Situation Number 1:
The Scene: Junior high school, sixth grade. Mr. Rob's class.
I was awkward and goofy and new to town, and I liked to wear clothes that clashed. I had a secret crush on a monosyllabic toeheaded guy whose name was not Jeff.
In Mr. Robb's class, Jeff (Jeff who was not the object of my affection) walked by me and whispered,
"Meet me by the drinking fountain."
I didn't really know a thing about Jeff, but you know, in the sixth grade, this was high drama. No way was I going to not meet him at the drinking fountain.
Five minutes went by. Class continued in some chaotic way. Eventually, Jeff (did I mention I hadn't really noticed him before?) mosied on over to the drinking fountain. I followed, feeling very self conscious.
Once I arrived beside him, Jeff addressed me with a great air of authority,
"Listen, I know you like me, but I already have a girlfriend."
And then he left. Before I could say anything. He just left. Back to his seat.

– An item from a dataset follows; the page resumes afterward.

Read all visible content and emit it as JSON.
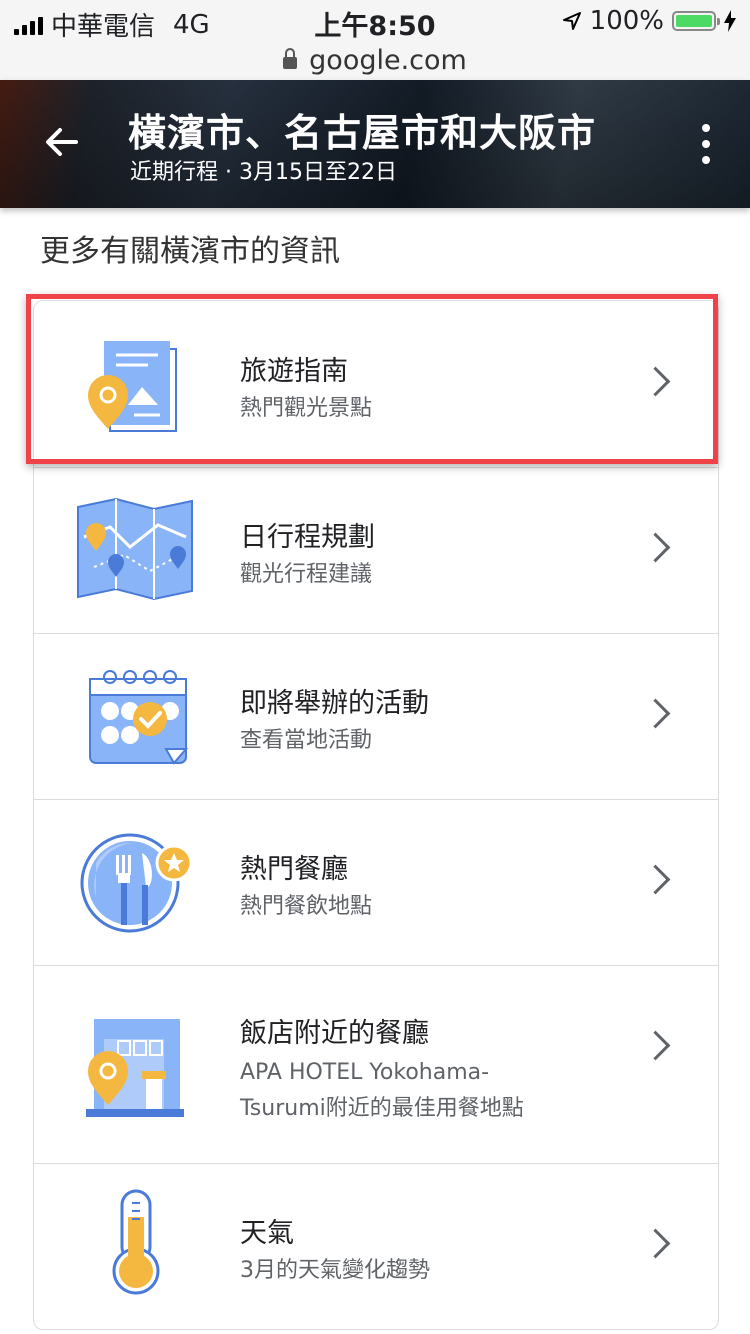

Of course, I could have followed him and insisted I didn't have a crush on him. I could have written him a note and told him what a pompous lummox he was. But wouldn't it all have made it look sort of like I really had a bad crush on him?
I stood there, for ages, in front of that drinking fountain, my mouth hanging open in shock.
I think he later did some modeling and I remember that, in the eighth grade, he kept feeling my legs when we were on the school bus on some field trip.
What a lummox.